Where it actually came from, I do not know. Author Shannon Harvey spent days trying to track this myth down, reading Beecher’s published papers and even contacting a librarian at Harvard who had access to Beecher’s personal archives. No luck.
What Colonel Potter said, about the best doctor being the mind, deserves a giant asterisk. In 1997, two researchers took a closer look at Beecher’s famous “Powerful Placebo” paper and concluded that it was riddled with holes. There was actually no evidence in the cited studies for a mind-over-body phenomenon. Instead, many of the non-specific placebo effects we know well today were simply ignored: spontaneous improvements, the fluctuation of symptoms, additional treatments, wanting to please the doctor, etc. They wrote that “the placebo topic seems to invite sloppy methodological thinking.”
Beecher’s road-to-Damascus moment, swapping morphine for saline and being amazed at the results, has become a sort of mind-over-matter placebo effect of its own. There is nothing tangible to this story, no active ingredient, yet its effect endures.
This whole investigation won’t change the record, I suspect.

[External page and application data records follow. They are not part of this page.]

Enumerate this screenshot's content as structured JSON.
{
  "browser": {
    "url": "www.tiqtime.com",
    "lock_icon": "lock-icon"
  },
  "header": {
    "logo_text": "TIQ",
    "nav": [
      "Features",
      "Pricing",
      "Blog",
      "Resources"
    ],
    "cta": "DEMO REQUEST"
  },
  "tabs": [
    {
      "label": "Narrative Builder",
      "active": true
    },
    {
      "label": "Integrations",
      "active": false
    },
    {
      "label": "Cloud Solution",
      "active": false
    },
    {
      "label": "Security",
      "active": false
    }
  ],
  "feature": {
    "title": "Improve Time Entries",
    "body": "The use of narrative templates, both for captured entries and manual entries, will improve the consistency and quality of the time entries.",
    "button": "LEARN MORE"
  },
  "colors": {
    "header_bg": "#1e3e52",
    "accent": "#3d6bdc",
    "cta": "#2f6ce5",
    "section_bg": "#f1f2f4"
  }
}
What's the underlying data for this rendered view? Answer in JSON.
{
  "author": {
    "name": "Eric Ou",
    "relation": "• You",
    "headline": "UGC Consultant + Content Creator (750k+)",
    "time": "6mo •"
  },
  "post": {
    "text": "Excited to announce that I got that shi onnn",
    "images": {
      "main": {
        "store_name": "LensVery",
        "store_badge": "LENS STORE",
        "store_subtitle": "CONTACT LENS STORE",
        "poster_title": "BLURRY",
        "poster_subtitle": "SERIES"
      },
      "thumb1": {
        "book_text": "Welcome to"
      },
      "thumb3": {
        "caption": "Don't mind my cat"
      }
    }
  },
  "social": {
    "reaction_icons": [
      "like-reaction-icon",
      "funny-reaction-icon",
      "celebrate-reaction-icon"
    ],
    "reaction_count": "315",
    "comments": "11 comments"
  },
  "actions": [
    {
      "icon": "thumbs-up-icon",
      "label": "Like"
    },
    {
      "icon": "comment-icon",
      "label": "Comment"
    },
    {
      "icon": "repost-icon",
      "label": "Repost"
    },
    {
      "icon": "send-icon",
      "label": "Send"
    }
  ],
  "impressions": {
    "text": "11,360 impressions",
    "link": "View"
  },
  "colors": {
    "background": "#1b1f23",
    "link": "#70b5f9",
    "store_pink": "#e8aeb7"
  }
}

We often find ourselves impervious to facts in the face of a good story.
-The discovery of the placebo response is often attributed to Dr. Henry Beecher, who is said to have injected wounded soldiers with a saline solution during World War II because of a morphine shortage and to have discovered that it worked to reduce pain
-There is no evidence so far that this story is true